Posted on: June 3, 2008 11:19 pm
Edited on: June 4, 2008 12:42 am

Eight schools in play for Iowa State transfer

Iowa State standout Wesley Johnson has been granted a release to transfer to any one of eight schools.

On the list are Arkansas, Connecticut, Marquette, Ohio State, Pittsburgh, Syracuse, Villanova and West Virginia. Fine programs, all of them. But it was hard not to notice that Kentucky, Alabama and TCU were not included because those have been the three schools most connected to Johnson in recent weeks, so much so that sources have told CBSSports.com that the Iowa State staff privately felt behind-the-scenes tampering could've led to Johnson's initial decision to transfer.

Obviously, there is no proof. That's why everybody has mostly been quiet. But it appears ISU made it clear to Johnson that Kentucky, Alabama and TCU were not schools to which it would automatically release him. Otherwise, those institutions would've certainly made the list.
Posted on: February 16, 2008 12:12 am

Levance Fields didn't help much

INDIANAPOLIS -- The return of Levance Fields to Pitt went about like the return of Tito Trinidad to Madison Square Garden.

Or the return of Britney Spears to the MTV Video Music Awards.

Or the return of ... ah, you get the point.

It didn't go well.

Not well at all.

And the byproduct was Friday night's 72-54 loss at Marquette that ruined Fields' first game back since breaking his foot in a Dec. 29 loss at Dayton. The junior point guard had missed 12 contests in between Dayton and Marquette. Pitt went 8-4 in that span, which was respectable if not impressive.
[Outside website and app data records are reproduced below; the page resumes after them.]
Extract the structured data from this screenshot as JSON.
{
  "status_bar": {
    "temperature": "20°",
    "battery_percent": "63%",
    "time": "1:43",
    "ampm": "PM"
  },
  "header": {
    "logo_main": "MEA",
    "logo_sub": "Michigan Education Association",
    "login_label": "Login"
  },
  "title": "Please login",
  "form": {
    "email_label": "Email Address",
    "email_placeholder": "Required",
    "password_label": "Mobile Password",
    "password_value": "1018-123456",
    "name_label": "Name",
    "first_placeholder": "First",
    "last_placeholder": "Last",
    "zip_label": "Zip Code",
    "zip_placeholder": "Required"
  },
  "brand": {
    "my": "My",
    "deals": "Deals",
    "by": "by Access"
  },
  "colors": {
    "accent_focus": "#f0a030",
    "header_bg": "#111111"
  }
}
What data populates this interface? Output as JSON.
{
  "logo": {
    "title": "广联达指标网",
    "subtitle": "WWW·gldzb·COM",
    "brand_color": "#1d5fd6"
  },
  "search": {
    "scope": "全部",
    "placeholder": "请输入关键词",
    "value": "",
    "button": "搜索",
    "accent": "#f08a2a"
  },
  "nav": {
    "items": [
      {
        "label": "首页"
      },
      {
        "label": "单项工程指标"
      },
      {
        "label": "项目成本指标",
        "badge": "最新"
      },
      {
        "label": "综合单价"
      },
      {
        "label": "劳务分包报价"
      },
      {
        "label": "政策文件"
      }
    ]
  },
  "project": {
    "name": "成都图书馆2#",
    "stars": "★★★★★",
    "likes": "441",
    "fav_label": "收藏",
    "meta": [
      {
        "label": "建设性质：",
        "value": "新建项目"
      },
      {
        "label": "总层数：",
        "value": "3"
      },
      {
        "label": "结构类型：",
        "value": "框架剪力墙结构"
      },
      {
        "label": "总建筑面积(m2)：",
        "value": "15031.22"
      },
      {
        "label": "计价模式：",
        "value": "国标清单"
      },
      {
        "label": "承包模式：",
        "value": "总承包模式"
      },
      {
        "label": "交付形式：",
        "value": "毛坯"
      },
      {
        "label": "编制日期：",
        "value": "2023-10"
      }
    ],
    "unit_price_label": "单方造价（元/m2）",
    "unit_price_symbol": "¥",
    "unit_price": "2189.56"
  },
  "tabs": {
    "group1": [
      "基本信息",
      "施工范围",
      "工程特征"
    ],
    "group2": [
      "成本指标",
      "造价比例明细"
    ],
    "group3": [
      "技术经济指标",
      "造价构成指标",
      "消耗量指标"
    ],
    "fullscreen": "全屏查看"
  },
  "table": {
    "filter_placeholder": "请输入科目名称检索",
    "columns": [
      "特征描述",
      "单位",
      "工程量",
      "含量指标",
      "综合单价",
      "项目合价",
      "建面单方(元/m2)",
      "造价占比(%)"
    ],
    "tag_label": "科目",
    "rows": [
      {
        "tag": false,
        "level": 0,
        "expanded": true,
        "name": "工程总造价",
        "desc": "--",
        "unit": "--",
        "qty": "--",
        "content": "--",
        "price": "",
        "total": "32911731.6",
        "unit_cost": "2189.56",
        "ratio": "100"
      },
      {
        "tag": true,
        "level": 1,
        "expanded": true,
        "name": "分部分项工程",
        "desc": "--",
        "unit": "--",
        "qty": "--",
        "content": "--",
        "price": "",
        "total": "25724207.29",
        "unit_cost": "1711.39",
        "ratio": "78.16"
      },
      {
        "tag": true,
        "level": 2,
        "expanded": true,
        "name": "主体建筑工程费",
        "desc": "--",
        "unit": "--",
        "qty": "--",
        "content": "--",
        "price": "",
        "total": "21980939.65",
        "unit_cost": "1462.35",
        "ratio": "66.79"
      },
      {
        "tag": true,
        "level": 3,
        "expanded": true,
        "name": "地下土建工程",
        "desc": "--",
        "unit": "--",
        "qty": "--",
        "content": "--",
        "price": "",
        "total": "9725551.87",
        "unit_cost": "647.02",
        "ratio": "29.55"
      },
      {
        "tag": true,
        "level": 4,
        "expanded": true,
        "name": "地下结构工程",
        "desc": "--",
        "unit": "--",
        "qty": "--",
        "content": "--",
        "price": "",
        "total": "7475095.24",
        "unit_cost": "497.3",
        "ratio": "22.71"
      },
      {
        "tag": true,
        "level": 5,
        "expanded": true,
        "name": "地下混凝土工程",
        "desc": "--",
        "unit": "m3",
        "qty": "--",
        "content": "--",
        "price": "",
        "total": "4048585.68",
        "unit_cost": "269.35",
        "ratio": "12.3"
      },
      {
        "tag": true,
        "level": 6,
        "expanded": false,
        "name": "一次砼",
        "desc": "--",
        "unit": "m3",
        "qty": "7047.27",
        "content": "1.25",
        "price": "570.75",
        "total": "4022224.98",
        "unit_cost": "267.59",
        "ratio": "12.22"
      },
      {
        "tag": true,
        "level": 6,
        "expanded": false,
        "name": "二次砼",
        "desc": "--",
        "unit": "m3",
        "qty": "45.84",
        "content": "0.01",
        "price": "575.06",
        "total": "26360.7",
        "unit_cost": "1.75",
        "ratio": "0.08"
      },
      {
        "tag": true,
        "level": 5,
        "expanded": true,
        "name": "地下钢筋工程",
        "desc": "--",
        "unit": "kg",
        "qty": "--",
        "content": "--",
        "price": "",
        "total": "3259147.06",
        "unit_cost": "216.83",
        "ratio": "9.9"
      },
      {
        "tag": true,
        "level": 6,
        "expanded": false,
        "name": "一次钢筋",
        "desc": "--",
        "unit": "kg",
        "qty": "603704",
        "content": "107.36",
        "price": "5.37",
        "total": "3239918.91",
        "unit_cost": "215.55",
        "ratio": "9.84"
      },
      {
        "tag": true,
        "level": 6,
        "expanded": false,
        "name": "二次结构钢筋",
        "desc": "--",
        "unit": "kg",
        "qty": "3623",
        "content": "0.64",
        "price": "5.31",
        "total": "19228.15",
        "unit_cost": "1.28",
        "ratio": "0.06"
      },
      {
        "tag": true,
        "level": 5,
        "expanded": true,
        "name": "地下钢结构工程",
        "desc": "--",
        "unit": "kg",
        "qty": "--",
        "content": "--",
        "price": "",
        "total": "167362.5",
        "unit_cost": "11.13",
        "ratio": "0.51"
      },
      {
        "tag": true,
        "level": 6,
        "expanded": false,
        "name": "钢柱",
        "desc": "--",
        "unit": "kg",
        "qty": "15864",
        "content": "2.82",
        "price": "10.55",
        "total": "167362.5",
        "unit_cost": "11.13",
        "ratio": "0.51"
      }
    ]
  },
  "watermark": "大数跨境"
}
But Fields clanked 6-of-7 shots in his return to finish with four points and as many turnovers as assists (two each) in 20 minutes.

Again, not well at all.

And things aren't getting any easier because Pitt's next game is at 20th-ranked Notre Dame on Thursday.

As for me, I'm in the Hoosier State -- a place where lying about phone calls will apparently cost you your job.

First it's Cleveland State at Butler on Saturday afternoon.

Then it's Michigan State at Indiana on Saturday night.

So in a matter of hours I'll see a Top 10 team (Butler) host a game in Hinkle Fieldhouse and a Top 10 program (Indiana) play a game for a coach who is on his way to forced unemployment. Crazy, huh? But either way, it should be a fun Saturday. And by fun, I mean strange.
Category: NCAAB
The views expressed in this blog are solely those of the author and do not reflect the views of CBS Sports or CBSSports.com